- [Task statement]
Exact repetition, pictures omitted: give every record below again.

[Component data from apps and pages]
▶

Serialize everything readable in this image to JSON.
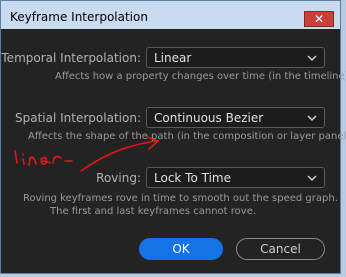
{
  "window": {
    "title": "Keyframe Interpolation",
    "close_glyph": "✕"
  },
  "temporal": {
    "label": "Temporal Interpolation:",
    "value": "Linear",
    "description": "Affects how a property changes over time (in the timeline)."
  },
  "spatial": {
    "label": "Spatial Interpolation:",
    "value": "Continuous Bezier",
    "description": "Affects the shape of the path (in the composition or layer panel)."
  },
  "roving": {
    "label": "Roving:",
    "value": "Lock To Time",
    "description_line1": "Roving keyframes rove in time to smooth out the speed graph.",
    "description_line2": "The first and last keyframes cannot rove."
  },
  "buttons": {
    "ok": "OK",
    "cancel": "Cancel"
  },
  "colors": {
    "accent": "#1473e6",
    "annotation": "#e0181a",
    "close": "#c7403a"
  },
  "annotation": {
    "type": "handwritten-note",
    "icon": "red-arrow"
  }
}
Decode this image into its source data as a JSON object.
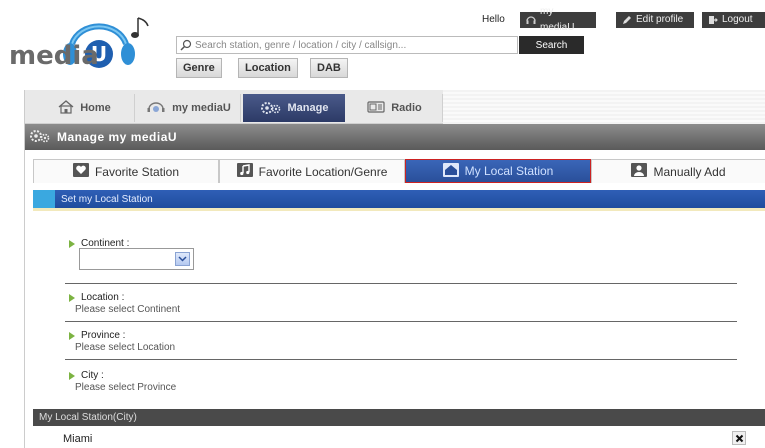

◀

- [Reply to the exercise]
Serialize everything readable in this image to JSON.
{
  "window": {
    "title": "Keyframe Interpolation",
    "close_glyph": "✕"
  },
  "temporal": {
    "label": "Temporal Interpolation:",
    "value": "Linear",
    "description": "Affects how a property changes over time (in the timeline)."
  },
  "spatial": {
    "label": "Spatial Interpolation:",
    "value": "Continuous Bezier",
    "description": "Affects the shape of the path (in the composition or layer panel)."
  },
  "roving": {
    "label": "Roving:",
    "value": "Lock To Time",
    "description_line1": "Roving keyframes rove in time to smooth out the speed graph.",
    "description_line2": "The first and last keyframes cannot rove."
  },
  "buttons": {
    "ok": "OK",
    "cancel": "Cancel"
  },
  "colors": {
    "accent": "#1473e6",
    "annotation": "#e0181a",
    "close": "#c7403a"
  },
  "annotation": {
    "type": "handwritten-note",
    "icon": "red-arrow"
  }
}
Decode this image into its source data as a JSON object.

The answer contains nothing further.